_Exercise objective_. Look through the material below. Copy each line that contains the string "title".

_Records provided_.
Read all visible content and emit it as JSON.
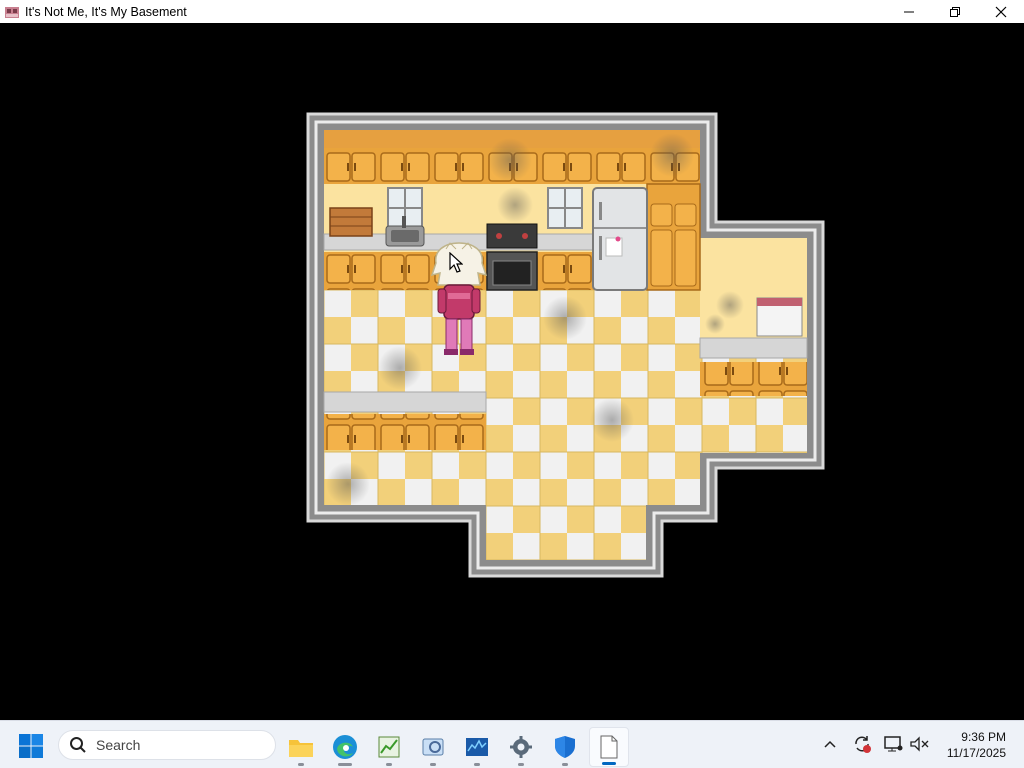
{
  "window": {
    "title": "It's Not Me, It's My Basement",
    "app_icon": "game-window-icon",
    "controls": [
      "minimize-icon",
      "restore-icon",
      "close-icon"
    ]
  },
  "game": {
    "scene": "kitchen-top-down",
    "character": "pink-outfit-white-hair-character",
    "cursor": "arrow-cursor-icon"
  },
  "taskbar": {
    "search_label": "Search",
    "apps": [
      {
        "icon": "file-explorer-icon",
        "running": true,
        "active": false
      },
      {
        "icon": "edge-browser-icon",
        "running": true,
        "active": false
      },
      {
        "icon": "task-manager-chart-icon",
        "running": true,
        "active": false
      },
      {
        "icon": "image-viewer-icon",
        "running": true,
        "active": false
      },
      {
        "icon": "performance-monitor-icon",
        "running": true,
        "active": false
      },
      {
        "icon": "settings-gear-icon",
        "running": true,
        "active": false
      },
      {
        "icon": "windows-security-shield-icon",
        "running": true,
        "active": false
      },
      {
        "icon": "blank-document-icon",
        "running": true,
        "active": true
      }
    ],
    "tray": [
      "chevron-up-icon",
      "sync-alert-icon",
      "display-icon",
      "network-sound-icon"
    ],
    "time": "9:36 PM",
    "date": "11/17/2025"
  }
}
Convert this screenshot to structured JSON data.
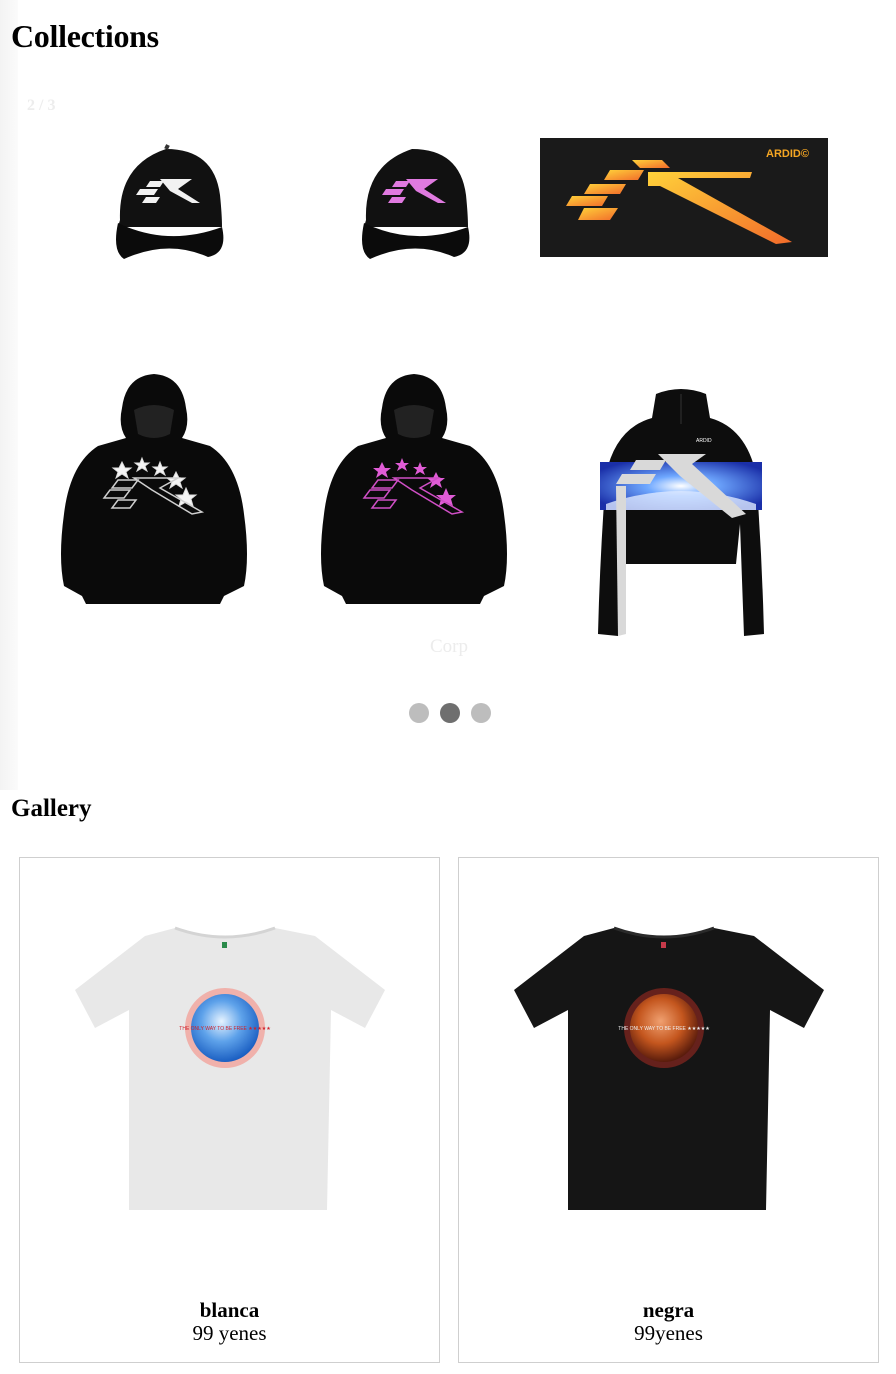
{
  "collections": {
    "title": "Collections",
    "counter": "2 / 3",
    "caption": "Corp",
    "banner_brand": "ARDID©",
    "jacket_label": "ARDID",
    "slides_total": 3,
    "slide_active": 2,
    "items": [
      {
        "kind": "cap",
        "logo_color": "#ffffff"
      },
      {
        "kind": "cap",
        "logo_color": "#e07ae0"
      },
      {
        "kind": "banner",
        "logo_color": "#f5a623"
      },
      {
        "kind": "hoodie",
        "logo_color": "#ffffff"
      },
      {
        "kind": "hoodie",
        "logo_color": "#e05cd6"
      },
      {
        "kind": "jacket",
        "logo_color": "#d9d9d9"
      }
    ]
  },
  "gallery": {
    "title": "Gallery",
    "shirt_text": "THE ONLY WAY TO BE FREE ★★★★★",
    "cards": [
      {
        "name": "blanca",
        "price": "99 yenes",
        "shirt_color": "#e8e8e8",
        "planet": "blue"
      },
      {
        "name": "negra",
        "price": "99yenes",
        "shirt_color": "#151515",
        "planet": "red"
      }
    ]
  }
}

_Solution for this problem_.
    "title": "It's Not Me, It's My Basement",
    "title": "Collections",
    "title": "Gallery",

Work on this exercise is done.